This post is so EVERYBODY! I experienced this again when both of my kids are now at college... I am supposed to be resurrecting my illustration career. Instead I'm drinking coffee, reading blogs, perusing Pinterest and finding online classes to take. UGH. I do think it's burnout from being constantly "on". We will get past this! I did accomplish things once I got used to the grade school schedule...don't worry Alicia! I'm sure it's just the adjustment period. :)

You, my dear are a fabulous writer! You really know how to put into words feelings, emotions, inanimate objects. PLUS you are funny! Seriously. I know it's stupid of me but when I read shiteload I couldn't stop laughing!!!! This post made my day😉 BTW this school year I've been experiencing the same thing. I'm usually hyper organized, but I've just been staring at tomato plants that look like swamp monsters and aren't producing anything and piles of stuff we're done with but I don't know what to do with. Maybe after a summer of kids and their insane schedules my brain is just re-booting? Anyway, thank you for a great post! PS my dad's Italian and we always put porkneck bones in our sauce. Something about pork in sauce makes it the best! Yours looks fab!
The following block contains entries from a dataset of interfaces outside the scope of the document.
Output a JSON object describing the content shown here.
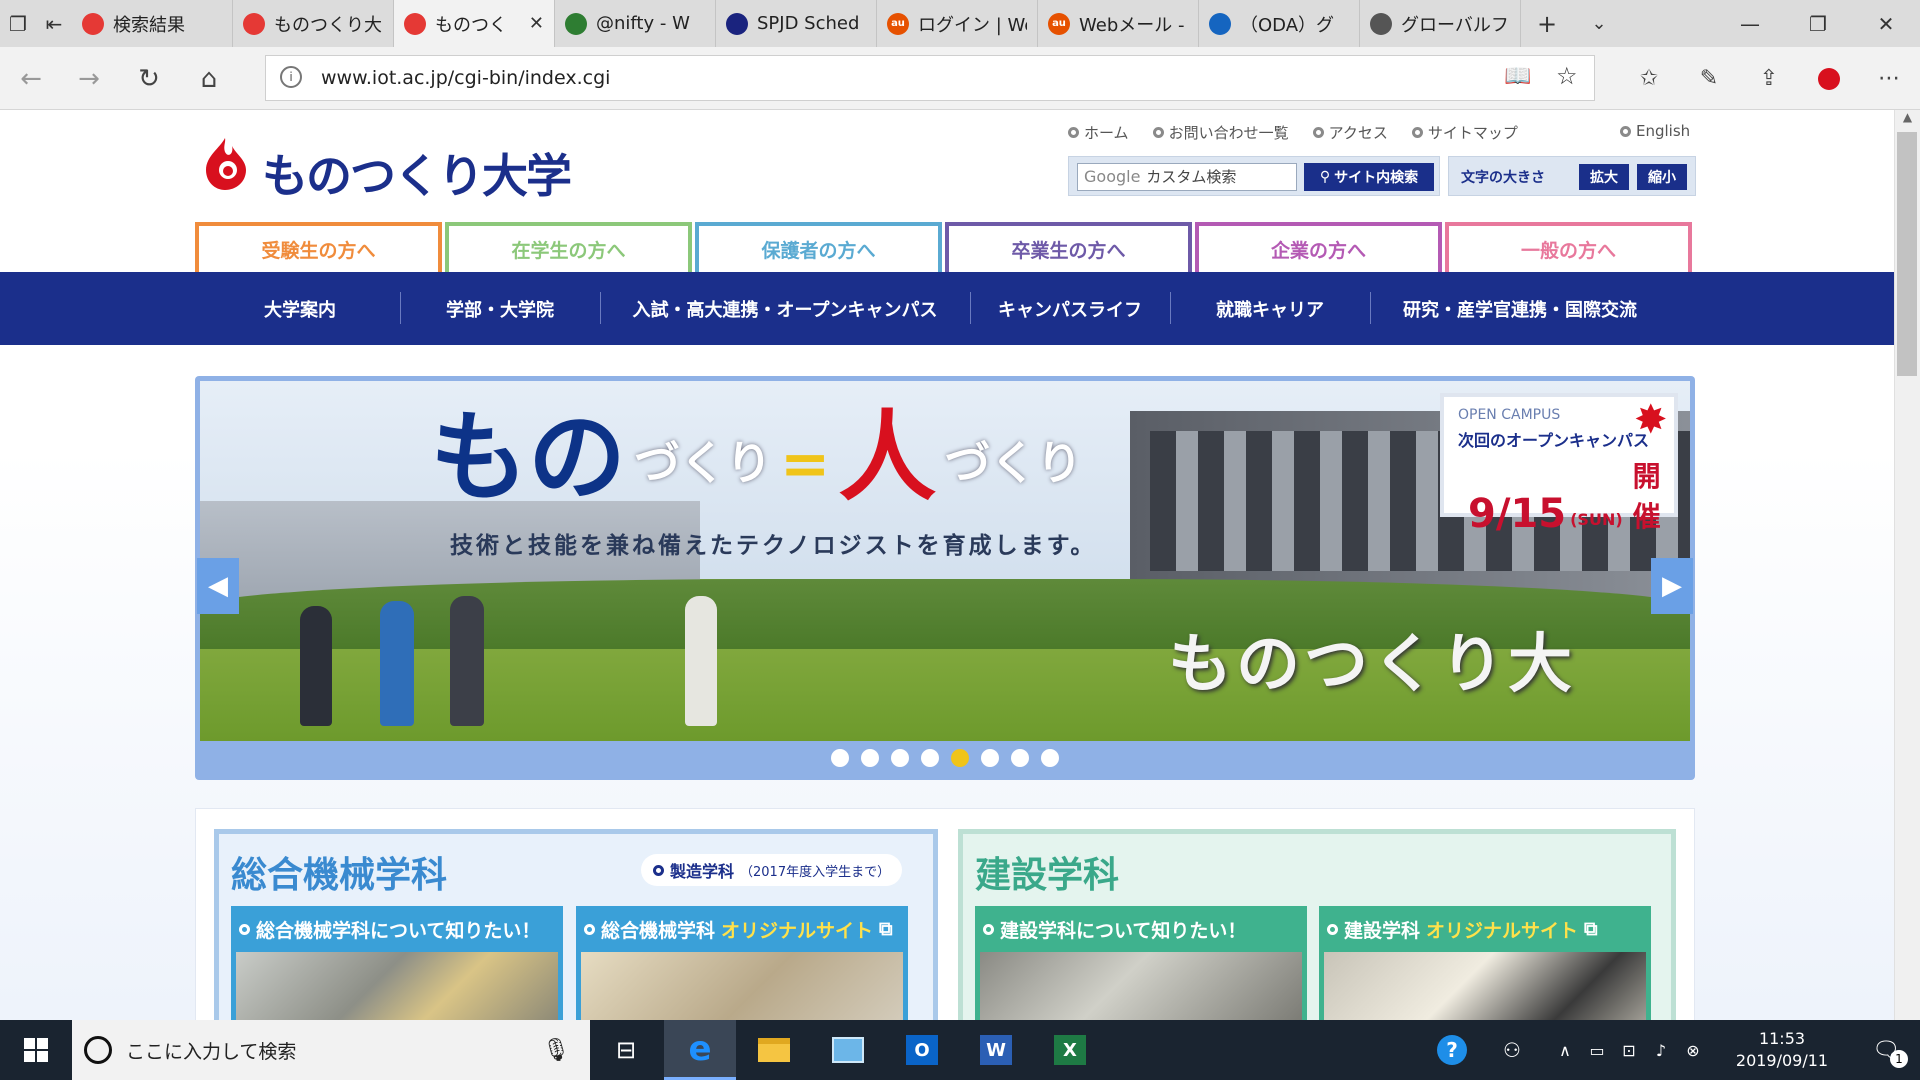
{
  "browser": {
    "tabs": [
      {
        "title": "検索結果",
        "fav_color": "#e53935",
        "fav_glyph": ""
      },
      {
        "title": "ものつくり大",
        "fav_color": "#e53935",
        "fav_glyph": ""
      },
      {
        "title": "ものつく",
        "fav_color": "#e53935",
        "fav_glyph": ""
      },
      {
        "title": "@nifty - W",
        "fav_color": "#2e7d32",
        "fav_glyph": ""
      },
      {
        "title": "SPJD Sched",
        "fav_color": "#1a237e",
        "fav_glyph": ""
      },
      {
        "title": "ログイン | We",
        "fav_color": "#e65100",
        "fav_glyph": "au"
      },
      {
        "title": "Webメール -",
        "fav_color": "#e65100",
        "fav_glyph": "au"
      },
      {
        "title": "（ODA）グ",
        "fav_color": "#1565c0",
        "fav_glyph": ""
      },
      {
        "title": "グローバルフェ",
        "fav_color": "#555555",
        "fav_glyph": ""
      }
    ],
    "active_tab_index": 2,
    "url": "www.iot.ac.jp/cgi-bin/index.cgi"
  },
  "site": {
    "logo_text": "ものつくり大学",
    "util_links": [
      "ホーム",
      "お問い合わせ一覧",
      "アクセス",
      "サイトマップ"
    ],
    "english": "English",
    "search_placeholder": "カスタム検索",
    "search_google": "Google",
    "search_button": "サイト内検索",
    "font_size_label": "文字の大きさ",
    "font_up": "拡大",
    "font_down": "縮小",
    "audience_tabs": [
      {
        "label": "受験生の方へ",
        "color": "#f08c3c"
      },
      {
        "label": "在学生の方へ",
        "color": "#8cc87a"
      },
      {
        "label": "保護者の方へ",
        "color": "#5aaad2"
      },
      {
        "label": "卒業生の方へ",
        "color": "#6e5aa8"
      },
      {
        "label": "企業の方へ",
        "color": "#b45ab4"
      },
      {
        "label": "一般の方へ",
        "color": "#e8789c"
      }
    ],
    "main_nav": [
      "大学案内",
      "学部・大学院",
      "入試・高大連携・オープンキャンパス",
      "キャンパスライフ",
      "就職キャリア",
      "研究・産学官連携・国際交流"
    ]
  },
  "hero": {
    "headline_big1": "もの",
    "headline_small1": "づくり",
    "headline_eq": "=",
    "headline_big2": "人",
    "headline_small2": "づくり",
    "subline": "技術と技能を兼ね備えたテクノロジストを育成します。",
    "building_text": "ものつくり大",
    "oc_en": "OPEN CAMPUS",
    "oc_jp": "次回のオープンキャンパス",
    "oc_date": "9/15",
    "oc_day": "(SUN)",
    "oc_held": "開催",
    "slides": 8,
    "active_slide": 4
  },
  "depts": {
    "mech_title": "総合機械学科",
    "mech_sub": "製造学科",
    "mech_sub_note": "（2017年度入学生まで）",
    "mech_card1": "総合機械学科について知りたい！",
    "mech_card2_a": "総合機械学科",
    "mech_card2_b": "オリジナルサイト",
    "civil_title": "建設学科",
    "civil_card1": "建設学科について知りたい！",
    "civil_card2_a": "建設学科",
    "civil_card2_b": "オリジナルサイト"
  },
  "taskbar": {
    "search_placeholder": "ここに入力して検索",
    "time": "11:53",
    "date": "2019/09/11",
    "notif_count": "1"
  },
  "colors": {
    "nav_blue": "#1b2f8b",
    "brand_red": "#d8101e",
    "hero_frame": "#8fb1e6"
  }
}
Oh my goodness. Yes. And yes to all the commenters as well. There should be a word for this...maybe in German. My schedule just switched from full-time daycare (truly full-time, 5 days a week, available from 7a to 6:30p) to kindergarten. I have been planning for this so that I could work for myself in the mornings and then be with her in the afternoons. I have a very compressed workday now and I need to get so much done and...there's been a lot of aimless frittering and un-focus. And then in the afternoons which I spend with her – we aren't getting much done then either even though there are a million household projects that have been on hold due to two full-time parents working. Just this week, today, three weeks into the new kindy schedule I've managed to create a to-do list for work and another for home. I better get going on that... :D

Oh my gosh, how I love this post! I laughed til' I cried. It's soooo true how that happens. I remember my little ones first days of school ( he's nine now) it all happened in the blink of an eye! Ha ha what great memories. I define lately have to try the sauce recipe and LOVE your puppet theatre!

Verify your Comment

Previewing your Comment

This is only a preview. Your comment has not yet been posted.

Your comment could not be posted. Error type:
Your comment has been posted. Post another comment

The letters and numbers you entered did not match the image. Please try again.

As a final step before posting your comment, enter the letters and numbers you see in the image below. This prevents automated programs from posting comments.

Having trouble reading this image? View an alternate.


post a comment

About Alicia Paulson


My name is Alicia Paulson
and I love to make things. I live with my husband and daughter in Portland, Oregon, and design sewing, embroidery, knitting, and crochet patterns. See more about me at